Judging, the Media and the Need for Fairness and Transparency

By Robert Wallace
By Robert Wallace

Well, we are where we are. But where are we? And are we where we want to be? Shouldn’t we be somewhere else? And if so how do we get from where we are to where we want to be?

Don’t worry I’m baffled too, and I offer this writhing gobbledygook as an example of the sort of Rumsfeldian (known knowns etc.) mash talk ‘prose’ you will not find in the pages of Piping Press. We like to give it to people straight: no convolution, no spin.

The job of the journalist is just that; to report the facts and, if the subject warrants it, offer comment based on those facts. It is a principle difficult for some to understand. Seldom does the truth garner one friends. Yet it must be told and we must be brave enough to tell it. Provided it is fair and balanced and the right of reply is guaranteed what not to like?

Plenty it would seem. Last year it was proposed that the new Solo Judges Association change its nascent Code of Conduct, in particular that it alter an existing rule regarding judges writing for the media. Not surprisingly the matter quickly entered the piping public domain, discussed informally at length. The proposal would have banned articles by adjudicators from the bench, full stop. Hard to imagine that such a draconian dictat would see daylight but there you have it. Naturally I was perturbed (as were a number of my fellow solo adjudicators) and I pointed out the following:

1 If adopted this rule would certainly see less reporting of piping competitions. Running a not-for-profit web magazine, I for one, could not afford to commission individuals suitably qualified as writers and as pipers (rare beasts), to attend, say, the Argyllshire Gathering. These articles were very popular with the piping public; those from Oban and Inverness got 2,000+ readers in one day and were there as points of reference for the future - the readership continued long after the event. Would it be healthy for piping if, as a result of this rule change, we restricted this knowledge stream and quest for information?

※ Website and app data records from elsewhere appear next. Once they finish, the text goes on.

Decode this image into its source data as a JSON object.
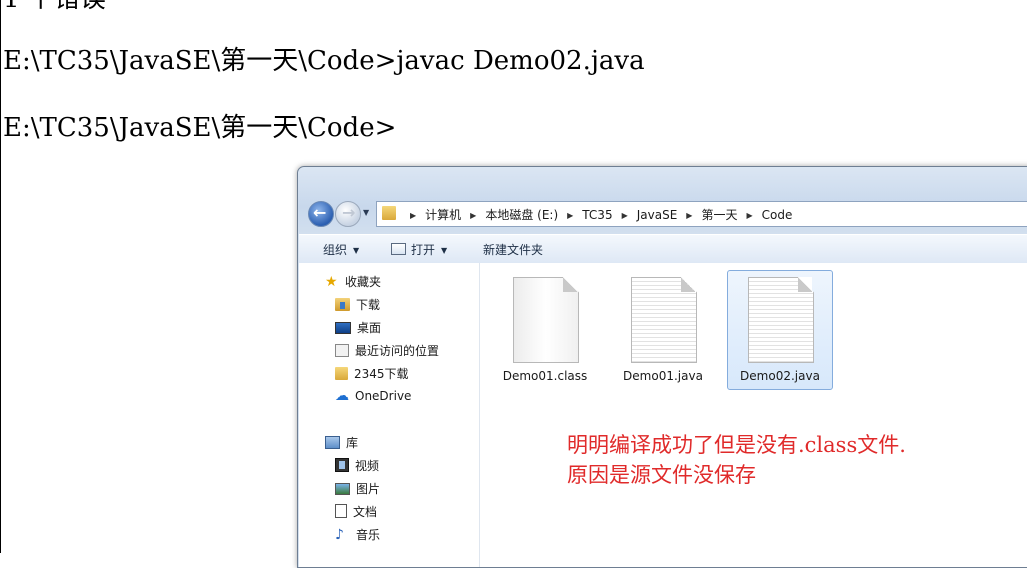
{
  "console": {
    "line0": "1 个错误",
    "line1": "E:\\TC35\\JavaSE\\第一天\\Code>javac Demo02.java",
    "line2": "E:\\TC35\\JavaSE\\第一天\\Code>"
  },
  "explorer": {
    "breadcrumbs": [
      "计算机",
      "本地磁盘 (E:)",
      "TC35",
      "JavaSE",
      "第一天",
      "Code"
    ],
    "toolbar": {
      "organize": "组织",
      "open": "打开",
      "new_folder": "新建文件夹"
    },
    "nav": {
      "favorites": "收藏夹",
      "downloads": "下载",
      "desktop": "桌面",
      "recent": "最近访问的位置",
      "downloads_2345": "2345下载",
      "onedrive": "OneDrive",
      "libraries": "库",
      "videos": "视频",
      "pictures": "图片",
      "documents": "文档",
      "music": "音乐"
    },
    "files": [
      {
        "name": "Demo01.class",
        "icon": "blank-file-icon",
        "selected": false
      },
      {
        "name": "Demo01.java",
        "icon": "text-file-icon",
        "selected": false
      },
      {
        "name": "Demo02.java",
        "icon": "text-file-icon",
        "selected": true
      }
    ]
  },
  "annotation": {
    "line1": "明明编译成功了但是没有.class文件.",
    "line2": "原因是源文件没保存"
  },
  "colors": {
    "annotation": "#e02a2a",
    "selection": "#d7e8fb"
  }
}
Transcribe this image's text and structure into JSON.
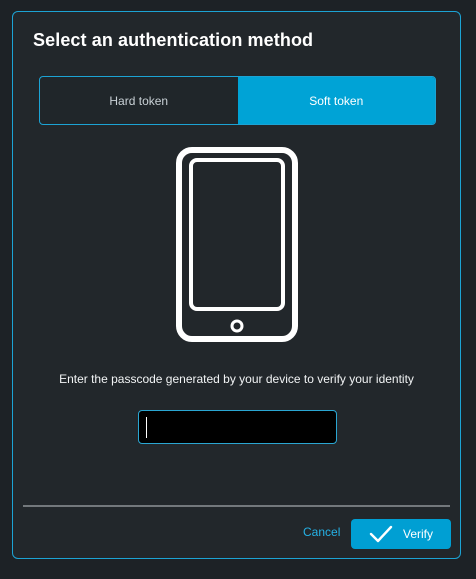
{
  "dialog": {
    "title": "Select an authentication method"
  },
  "methods": {
    "hard_token_label": "Hard token",
    "soft_token_label": "Soft token",
    "selected": "Soft token"
  },
  "illustration": {
    "icon_name": "smartphone-icon"
  },
  "passcode": {
    "instruction": "Enter the passcode generated by your device to verify your identity",
    "value": "",
    "placeholder": ""
  },
  "actions": {
    "cancel_label": "Cancel",
    "verify_label": "Verify",
    "verify_icon_name": "checkmark-icon"
  },
  "colors": {
    "background": "#1d2226",
    "dialog_background": "#22272b",
    "accent": "#00a3d6",
    "text": "#ffffff",
    "divider": "#73787c"
  }
}
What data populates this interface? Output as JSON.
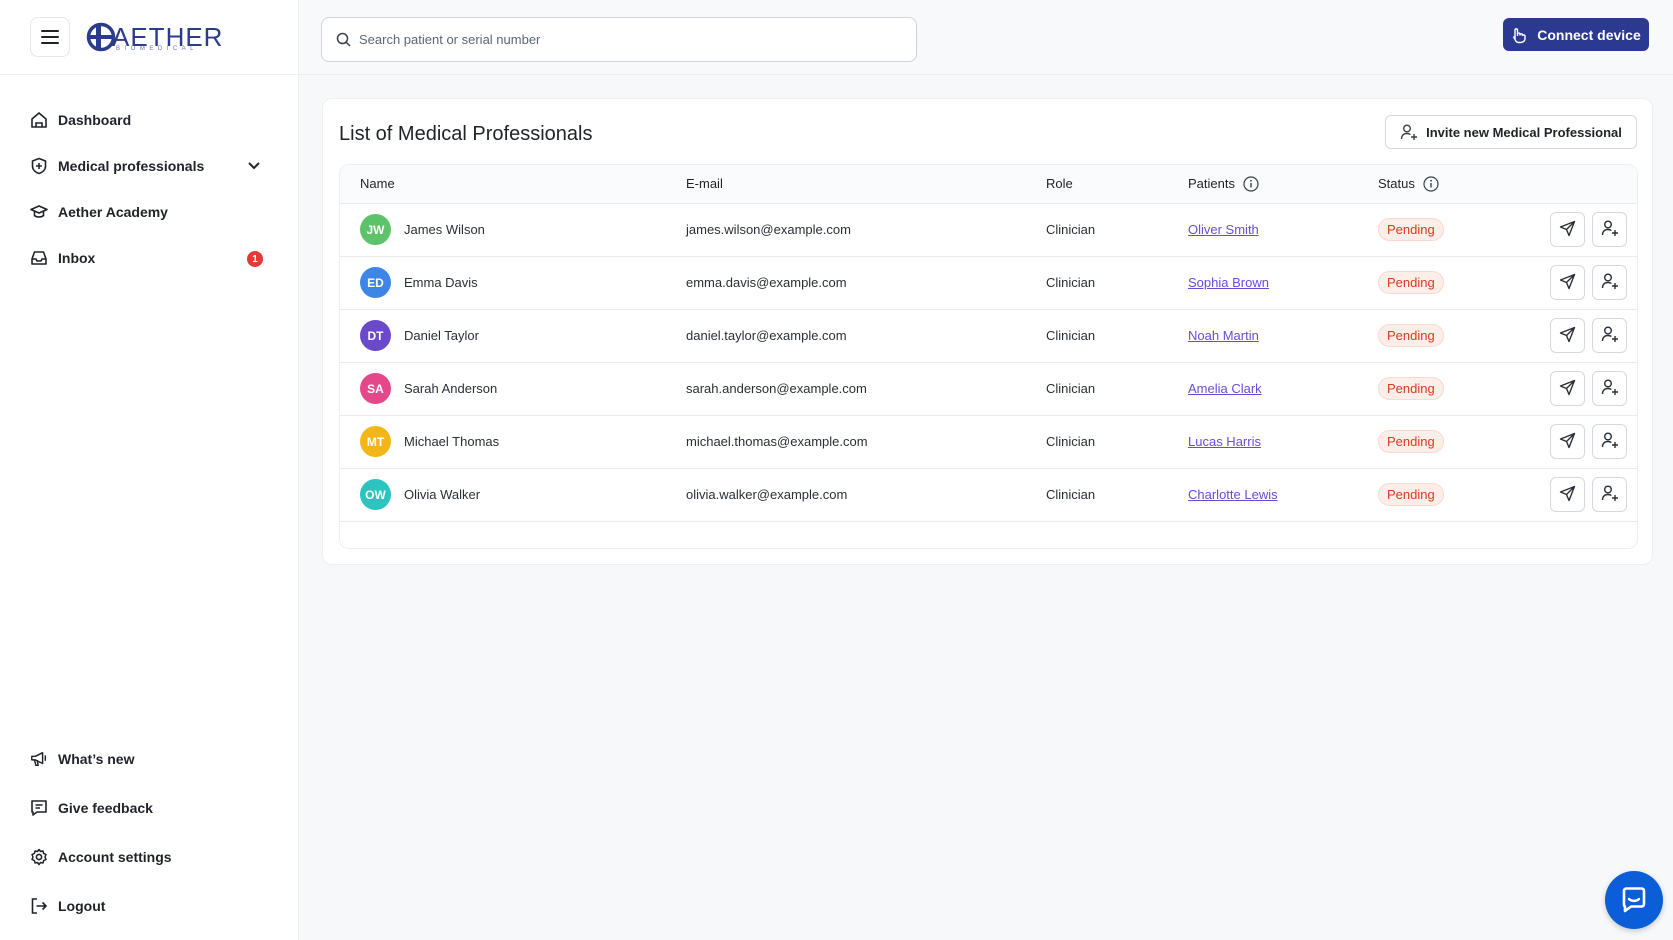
{
  "brand": {
    "name": "AETHER",
    "sub": "BIOMEDICAL"
  },
  "sidebar": {
    "items": [
      {
        "label": "Dashboard",
        "icon": "home-icon"
      },
      {
        "label": "Medical professionals",
        "icon": "shield-plus-icon",
        "expandable": true
      },
      {
        "label": "Aether Academy",
        "icon": "graduation-cap-icon"
      },
      {
        "label": "Inbox",
        "icon": "inbox-icon",
        "badge": "1"
      }
    ],
    "bottom_items": [
      {
        "label": "What’s new",
        "icon": "megaphone-icon"
      },
      {
        "label": "Give feedback",
        "icon": "feedback-icon"
      },
      {
        "label": "Account settings",
        "icon": "gear-icon"
      },
      {
        "label": "Logout",
        "icon": "logout-icon"
      }
    ]
  },
  "header": {
    "search_placeholder": "Search patient or serial number",
    "connect_label": "Connect device"
  },
  "main": {
    "title": "List of Medical Professionals",
    "invite_label": "Invite new Medical Professional",
    "columns": [
      "Name",
      "E-mail",
      "Role",
      "Patients",
      "Status"
    ],
    "rows": [
      {
        "initials": "JW",
        "color": "#5cc36b",
        "name": "James Wilson",
        "email": "james.wilson@example.com",
        "role": "Clinician",
        "patient": "Oliver Smith",
        "status": "Pending"
      },
      {
        "initials": "ED",
        "color": "#3d86e8",
        "name": "Emma Davis",
        "email": "emma.davis@example.com",
        "role": "Clinician",
        "patient": "Sophia Brown",
        "status": "Pending"
      },
      {
        "initials": "DT",
        "color": "#6b4ac9",
        "name": "Daniel Taylor",
        "email": "daniel.taylor@example.com",
        "role": "Clinician",
        "patient": "Noah Martin",
        "status": "Pending"
      },
      {
        "initials": "SA",
        "color": "#e5488a",
        "name": "Sarah Anderson",
        "email": "sarah.anderson@example.com",
        "role": "Clinician",
        "patient": "Amelia Clark",
        "status": "Pending"
      },
      {
        "initials": "MT",
        "color": "#f2b619",
        "name": "Michael Thomas",
        "email": "michael.thomas@example.com",
        "role": "Clinician",
        "patient": "Lucas Harris",
        "status": "Pending"
      },
      {
        "initials": "OW",
        "color": "#2cc4bf",
        "name": "Olivia Walker",
        "email": "olivia.walker@example.com",
        "role": "Clinician",
        "patient": "Charlotte Lewis",
        "status": "Pending"
      }
    ]
  },
  "colors": {
    "accent": "#2b3990",
    "pending_text": "#d93a1f",
    "link": "#6a4bd6",
    "chat": "#0b5ed7"
  }
}
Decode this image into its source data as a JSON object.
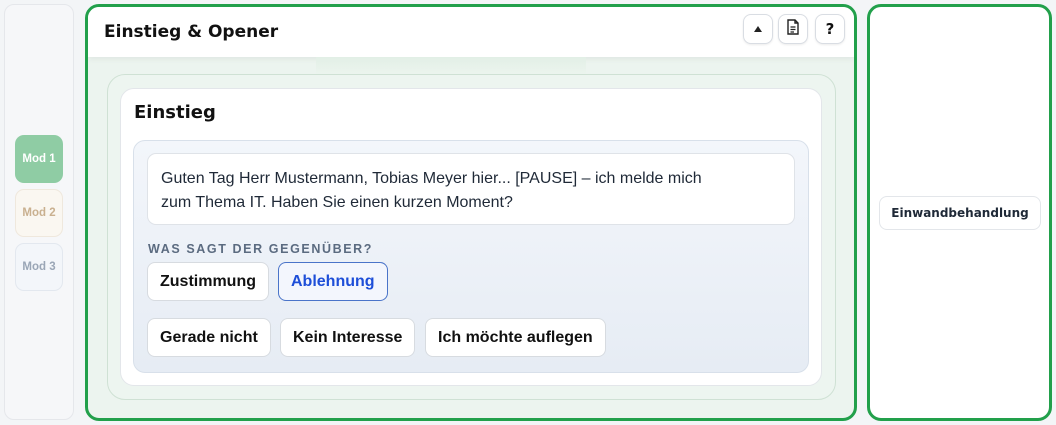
{
  "rail": {
    "modules": [
      {
        "label": "Mod 1",
        "state": "active",
        "color": "#8fcca4"
      },
      {
        "label": "Mod 2",
        "state": "inactive",
        "color": "#c9b08f"
      },
      {
        "label": "Mod 3",
        "state": "inactive",
        "color": "#9aa6b6"
      }
    ]
  },
  "main": {
    "title": "Einstieg & Opener",
    "accent_color": "#22a04b",
    "header_buttons": [
      {
        "icon": "chevron-up-icon"
      },
      {
        "icon": "document-icon"
      },
      {
        "icon": "help-icon",
        "label": "?"
      }
    ],
    "section": {
      "title": "Einstieg",
      "script_lines": [
        "Guten Tag Herr Mustermann, Tobias Meyer hier... [PAUSE] – ich melde mich",
        "zum Thema IT. Haben Sie einen kurzen Moment?"
      ],
      "question_label": "WAS SAGT DER GEGENÜBER?",
      "answers_primary": [
        {
          "label": "Zustimmung",
          "selected": false
        },
        {
          "label": "Ablehnung",
          "selected": true
        }
      ],
      "answers_secondary": [
        {
          "label": "Gerade nicht"
        },
        {
          "label": "Kein Interesse"
        },
        {
          "label": "Ich möchte auflegen"
        }
      ],
      "selected_color": "#1d4ed8"
    }
  },
  "side": {
    "chip_label": "Einwandbehandlung"
  }
}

2 This proposal effectively reversed almost 100 years of piping custom and practice. The vast majority of articles written in the past were done from the bench by luminaries such as Sheriff JP Grant, Rothiemurchus, A & J Campbell, Kilberry, Gen. Richardson, Seumas MacNeill, John MacFadyen, David Murray and Captain John MacLellan. In the modern era, myself, Hugh MacCallum, Malcolm McRae, Jack Taylor and Andrew Wright had followed this tradition. I believed their/our reports had helped enrich our piping heritage. With this rule in place none, or very few of the articles by any of the above would have been written.

3 The idea that in other walks of life judges did not disclose their views to the public, a reason I had heard given to justify this proposal, was not in fact the case. Civil actions, industrial tribunals, public inquiries all frequently made the views of the presiding officer/judge available to the public, this transparency seen as an important check on attitude and partiality and a demonstration that due process had been followed.

4 I could understand it when individuals got discomfited over an unfavourable comment about their playing, but we should not confuse substance with principal. We could not constrain free speech just because we did not like the speaker, what he said or the way he said it. I pointed out that at my granddaughter’s last piano competition the chairwoman of the judging panel stood up and publicly named and criticised the non-prize winners telling them where they had gone wrong. These had not been professional, adult musicians such as those playing for top prizemoney and international prestige at the main piping events, but schoolchildren aged 9 -15.

5 Should this proposal go through did it mean that an adjudicator would be banned from speaking to the media about a competition? Might a reporter be refused a comment when he approached a judge after, say, the Gold Medal? Would that be acceptable whilst a more detailed interview with the piping media would not? If so, we were getting into the dangerous waters of censorship - what can be said by Association members and what cannot. Where would the line be drawn and who would draw it? In the free world was this not verging on the ridiculous?

It was later pointed out to me in casual conversation that the RSPBA did not allow their adjudicators to write articles. I countered by saying we were not comparing like with like. The RSPBA had sole responsibility for all major championships and could control them as they saw fit. Solo contests were run by disparate bodies each with their own rules and traditions. If any made a media ban a condition of accepting a judging assignment the individual was free to do so or not.

Furthermore the RSPBA may not allow articles to be written by judges but they did publish each adjudicator's findings in summary sheets at the conclusion of every major championship. One could argue that here was an even greater degree of transparency than found in solo competition. So follow the RSPBA example and ban articles but publish summaries of where each judge placed each piper 1 - 25 in the Gold Medal? I don't think so.

In the end wisdom prevailed and the judges voted against the proposal and I hope it remains in the waste bin never again to raise its illiberal head. Unfortunate that so much time and negative emotion was expended over it, and the whole episode illustrates the precarious world we enter when we dare to put pen to paper.